In a controversial decision, the Quebec Court of Appeal recently held that Quebec lawyers can criticize the legal system as long as it is done with dignified restraint, constructively and meets the public’s reasonable expectations of a lawyer’s professionalism.
But the appeal court decision has stoked fears that the ruling will engender a chilling effect, and prompt lawyers to think twice before voicing their concerns about the legal system in public for fear of being reprimanded by their law society.
A former Canadian student activist best known for his role during the 2012 Quebec student protests won an appeal reversing his contempt of court conviction after the Quebec Court of Appeal held that individuals have the right to hold strongly held convictions even in the face of a court order.
Gabriel Nadeau-Dubois, the former spokesman of the major student organization CLASSE, was found guilty three years ago of inciting students during a television interview to strike and ignore a court order that guaranteed students access to their classrooms during the student conflict in the spring of 2012 when thousands took to the streets to protest planned tuition fee increases. He was sentenced to 120 hours of community service, which was thrown out.
“Now we have a ruling which says that one of the things to be considered when it comes to verbal contempt of court is whether freedom of expression is threatened, and it is particularly important in matters where a person expresses disagreement with a judgment,” said Julius Grey, a leading civil libertarian and human rights advocate.
Lawyers can put pen to paper to criticize the legal system so long as it done with objectivity, moderation and dignity ruled the Quebec Court of Appeal
An exiled Senegalese journalist, now residing in Montreal, has been condemned to pay the son of the president of the Republic of Senegal $125,000 for defamation.
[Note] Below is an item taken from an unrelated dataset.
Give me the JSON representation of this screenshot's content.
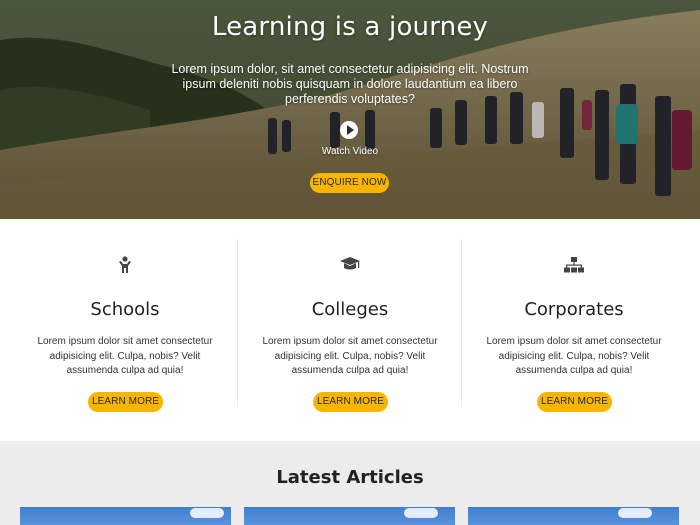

Québec media restricted from using cameras and conducting interviews except in designated areas of the courthouse.